:: EXERCISE DETAILS ::
Below is a block of records; repeat all of them exactly.

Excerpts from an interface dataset
Segment Open
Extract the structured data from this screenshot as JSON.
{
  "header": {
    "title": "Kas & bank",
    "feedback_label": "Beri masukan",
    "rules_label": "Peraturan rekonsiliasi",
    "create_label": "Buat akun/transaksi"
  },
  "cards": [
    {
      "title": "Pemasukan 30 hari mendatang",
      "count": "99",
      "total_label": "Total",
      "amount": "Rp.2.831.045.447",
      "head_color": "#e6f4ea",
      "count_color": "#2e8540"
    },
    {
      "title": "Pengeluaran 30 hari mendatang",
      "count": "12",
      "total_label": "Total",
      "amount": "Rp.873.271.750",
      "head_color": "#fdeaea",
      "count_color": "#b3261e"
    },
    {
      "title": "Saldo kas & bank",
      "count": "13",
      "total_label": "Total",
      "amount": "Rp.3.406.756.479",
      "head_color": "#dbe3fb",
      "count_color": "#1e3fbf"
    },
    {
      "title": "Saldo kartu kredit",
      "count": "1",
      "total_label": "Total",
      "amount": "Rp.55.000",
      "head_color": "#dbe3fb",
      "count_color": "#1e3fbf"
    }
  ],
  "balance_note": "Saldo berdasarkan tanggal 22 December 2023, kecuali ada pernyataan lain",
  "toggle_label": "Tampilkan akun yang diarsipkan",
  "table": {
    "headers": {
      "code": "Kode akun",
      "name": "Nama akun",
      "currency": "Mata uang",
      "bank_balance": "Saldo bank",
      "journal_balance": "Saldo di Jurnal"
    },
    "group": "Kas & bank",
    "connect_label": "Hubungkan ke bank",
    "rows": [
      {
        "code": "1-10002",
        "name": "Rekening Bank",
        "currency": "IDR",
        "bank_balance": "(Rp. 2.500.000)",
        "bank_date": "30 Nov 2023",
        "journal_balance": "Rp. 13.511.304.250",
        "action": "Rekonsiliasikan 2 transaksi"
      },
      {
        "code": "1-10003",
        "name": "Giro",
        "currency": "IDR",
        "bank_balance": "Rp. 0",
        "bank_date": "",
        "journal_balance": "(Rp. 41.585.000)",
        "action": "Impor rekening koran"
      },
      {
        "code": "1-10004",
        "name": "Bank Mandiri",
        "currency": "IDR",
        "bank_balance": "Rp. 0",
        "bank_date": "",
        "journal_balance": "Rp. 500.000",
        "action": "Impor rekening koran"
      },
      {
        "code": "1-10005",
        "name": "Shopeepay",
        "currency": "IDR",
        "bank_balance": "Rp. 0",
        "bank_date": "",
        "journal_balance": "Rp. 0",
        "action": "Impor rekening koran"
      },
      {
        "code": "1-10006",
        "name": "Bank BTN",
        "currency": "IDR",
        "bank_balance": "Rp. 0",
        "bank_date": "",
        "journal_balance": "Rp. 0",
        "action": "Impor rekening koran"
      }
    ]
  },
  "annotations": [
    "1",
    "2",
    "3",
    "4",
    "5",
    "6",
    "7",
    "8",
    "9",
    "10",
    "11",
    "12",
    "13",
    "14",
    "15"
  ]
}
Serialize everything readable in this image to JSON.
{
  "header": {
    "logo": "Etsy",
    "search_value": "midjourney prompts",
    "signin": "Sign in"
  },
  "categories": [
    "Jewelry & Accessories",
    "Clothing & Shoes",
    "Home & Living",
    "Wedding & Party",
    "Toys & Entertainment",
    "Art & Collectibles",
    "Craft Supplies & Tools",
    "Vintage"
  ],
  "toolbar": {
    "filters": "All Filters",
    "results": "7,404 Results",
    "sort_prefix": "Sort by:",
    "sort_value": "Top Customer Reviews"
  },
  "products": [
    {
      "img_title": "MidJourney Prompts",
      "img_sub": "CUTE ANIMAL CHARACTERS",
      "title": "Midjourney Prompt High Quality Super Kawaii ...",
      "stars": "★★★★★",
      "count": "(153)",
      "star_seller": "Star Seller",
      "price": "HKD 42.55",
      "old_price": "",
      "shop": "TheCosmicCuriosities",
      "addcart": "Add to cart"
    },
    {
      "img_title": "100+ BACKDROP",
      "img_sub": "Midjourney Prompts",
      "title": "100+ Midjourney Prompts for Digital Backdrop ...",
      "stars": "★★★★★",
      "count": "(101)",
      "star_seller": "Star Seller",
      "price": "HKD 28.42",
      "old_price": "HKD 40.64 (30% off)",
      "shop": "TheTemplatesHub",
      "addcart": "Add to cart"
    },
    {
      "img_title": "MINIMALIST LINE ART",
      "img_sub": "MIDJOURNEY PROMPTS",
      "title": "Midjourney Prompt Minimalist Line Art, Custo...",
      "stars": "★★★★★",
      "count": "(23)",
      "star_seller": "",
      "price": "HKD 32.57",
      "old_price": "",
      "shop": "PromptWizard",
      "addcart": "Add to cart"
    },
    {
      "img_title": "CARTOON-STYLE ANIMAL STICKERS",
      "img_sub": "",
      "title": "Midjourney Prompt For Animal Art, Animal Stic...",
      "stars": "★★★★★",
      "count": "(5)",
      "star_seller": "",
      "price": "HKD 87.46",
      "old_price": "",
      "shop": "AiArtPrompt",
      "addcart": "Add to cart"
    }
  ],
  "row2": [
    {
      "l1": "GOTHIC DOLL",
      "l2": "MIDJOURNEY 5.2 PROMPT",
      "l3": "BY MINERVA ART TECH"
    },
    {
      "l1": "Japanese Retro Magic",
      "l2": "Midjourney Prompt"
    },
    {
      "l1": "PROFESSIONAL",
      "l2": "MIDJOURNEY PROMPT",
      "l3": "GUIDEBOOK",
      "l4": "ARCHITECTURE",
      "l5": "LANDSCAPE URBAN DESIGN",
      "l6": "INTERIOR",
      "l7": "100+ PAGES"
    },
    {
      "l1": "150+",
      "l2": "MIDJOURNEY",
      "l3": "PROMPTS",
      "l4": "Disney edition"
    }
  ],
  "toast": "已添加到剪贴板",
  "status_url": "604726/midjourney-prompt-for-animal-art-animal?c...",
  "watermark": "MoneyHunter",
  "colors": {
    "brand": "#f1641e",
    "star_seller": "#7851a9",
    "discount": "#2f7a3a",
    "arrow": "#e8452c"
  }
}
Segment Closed
:: REPLY ::
Extract the structured data from this screenshot as JSON.
{
  "header": {
    "title": "Kas & bank",
    "feedback_label": "Beri masukan",
    "rules_label": "Peraturan rekonsiliasi",
    "create_label": "Buat akun/transaksi"
  },
  "cards": [
    {
      "title": "Pemasukan 30 hari mendatang",
      "count": "99",
      "total_label": "Total",
      "amount": "Rp.2.831.045.447",
      "head_color": "#e6f4ea",
      "count_color": "#2e8540"
    },
    {
      "title": "Pengeluaran 30 hari mendatang",
      "count": "12",
      "total_label": "Total",
      "amount": "Rp.873.271.750",
      "head_color": "#fdeaea",
      "count_color": "#b3261e"
    },
    {
      "title": "Saldo kas & bank",
      "count": "13",
      "total_label": "Total",
      "amount": "Rp.3.406.756.479",
      "head_color": "#dbe3fb",
      "count_color": "#1e3fbf"
    },
    {
      "title": "Saldo kartu kredit",
      "count": "1",
      "total_label": "Total",
      "amount": "Rp.55.000",
      "head_color": "#dbe3fb",
      "count_color": "#1e3fbf"
    }
  ],
  "balance_note": "Saldo berdasarkan tanggal 22 December 2023, kecuali ada pernyataan lain",
  "toggle_label": "Tampilkan akun yang diarsipkan",
  "table": {
    "headers": {
      "code": "Kode akun",
      "name": "Nama akun",
      "currency": "Mata uang",
      "bank_balance": "Saldo bank",
      "journal_balance": "Saldo di Jurnal"
    },
    "group": "Kas & bank",
    "connect_label": "Hubungkan ke bank",
    "rows": [
      {
        "code": "1-10002",
        "name": "Rekening Bank",
        "currency": "IDR",
        "bank_balance": "(Rp. 2.500.000)",
        "bank_date": "30 Nov 2023",
        "journal_balance": "Rp. 13.511.304.250",
        "action": "Rekonsiliasikan 2 transaksi"
      },
      {
        "code": "1-10003",
        "name": "Giro",
        "currency": "IDR",
        "bank_balance": "Rp. 0",
        "bank_date": "",
        "journal_balance": "(Rp. 41.585.000)",
        "action": "Impor rekening koran"
      },
      {
        "code": "1-10004",
        "name": "Bank Mandiri",
        "currency": "IDR",
        "bank_balance": "Rp. 0",
        "bank_date": "",
        "journal_balance": "Rp. 500.000",
        "action": "Impor rekening koran"
      },
      {
        "code": "1-10005",
        "name": "Shopeepay",
        "currency": "IDR",
        "bank_balance": "Rp. 0",
        "bank_date": "",
        "journal_balance": "Rp. 0",
        "action": "Impor rekening koran"
      },
      {
        "code": "1-10006",
        "name": "Bank BTN",
        "currency": "IDR",
        "bank_balance": "Rp. 0",
        "bank_date": "",
        "journal_balance": "Rp. 0",
        "action": "Impor rekening koran"
      }
    ]
  },
  "annotations": [
    "1",
    "2",
    "3",
    "4",
    "5",
    "6",
    "7",
    "8",
    "9",
    "10",
    "11",
    "12",
    "13",
    "14",
    "15"
  ]
}
Serialize everything readable in this image to JSON.
{
  "header": {
    "logo": "Etsy",
    "search_value": "midjourney prompts",
    "signin": "Sign in"
  },
  "categories": [
    "Jewelry & Accessories",
    "Clothing & Shoes",
    "Home & Living",
    "Wedding & Party",
    "Toys & Entertainment",
    "Art & Collectibles",
    "Craft Supplies & Tools",
    "Vintage"
  ],
  "toolbar": {
    "filters": "All Filters",
    "results": "7,404 Results",
    "sort_prefix": "Sort by:",
    "sort_value": "Top Customer Reviews"
  },
  "products": [
    {
      "img_title": "MidJourney Prompts",
      "img_sub": "CUTE ANIMAL CHARACTERS",
      "title": "Midjourney Prompt High Quality Super Kawaii ...",
      "stars": "★★★★★",
      "count": "(153)",
      "star_seller": "Star Seller",
      "price": "HKD 42.55",
      "old_price": "",
      "shop": "TheCosmicCuriosities",
      "addcart": "Add to cart"
    },
    {
      "img_title": "100+ BACKDROP",
      "img_sub": "Midjourney Prompts",
      "title": "100+ Midjourney Prompts for Digital Backdrop ...",
      "stars": "★★★★★",
      "count": "(101)",
      "star_seller": "Star Seller",
      "price": "HKD 28.42",
      "old_price": "HKD 40.64 (30% off)",
      "shop": "TheTemplatesHub",
      "addcart": "Add to cart"
    },
    {
      "img_title": "MINIMALIST LINE ART",
      "img_sub": "MIDJOURNEY PROMPTS",
      "title": "Midjourney Prompt Minimalist Line Art, Custo...",
      "stars": "★★★★★",
      "count": "(23)",
      "star_seller": "",
      "price": "HKD 32.57",
      "old_price": "",
      "shop": "PromptWizard",
      "addcart": "Add to cart"
    },
    {
      "img_title": "CARTOON-STYLE ANIMAL STICKERS",
      "img_sub": "",
      "title": "Midjourney Prompt For Animal Art, Animal Stic...",
      "stars": "★★★★★",
      "count": "(5)",
      "star_seller": "",
      "price": "HKD 87.46",
      "old_price": "",
      "shop": "AiArtPrompt",
      "addcart": "Add to cart"
    }
  ],
  "row2": [
    {
      "l1": "GOTHIC DOLL",
      "l2": "MIDJOURNEY 5.2 PROMPT",
      "l3": "BY MINERVA ART TECH"
    },
    {
      "l1": "Japanese Retro Magic",
      "l2": "Midjourney Prompt"
    },
    {
      "l1": "PROFESSIONAL",
      "l2": "MIDJOURNEY PROMPT",
      "l3": "GUIDEBOOK",
      "l4": "ARCHITECTURE",
      "l5": "LANDSCAPE URBAN DESIGN",
      "l6": "INTERIOR",
      "l7": "100+ PAGES"
    },
    {
      "l1": "150+",
      "l2": "MIDJOURNEY",
      "l3": "PROMPTS",
      "l4": "Disney edition"
    }
  ],
  "toast": "已添加到剪贴板",
  "status_url": "604726/midjourney-prompt-for-animal-art-animal?c...",
  "watermark": "MoneyHunter",
  "colors": {
    "brand": "#f1641e",
    "star_seller": "#7851a9",
    "discount": "#2f7a3a",
    "arrow": "#e8452c"
  }
}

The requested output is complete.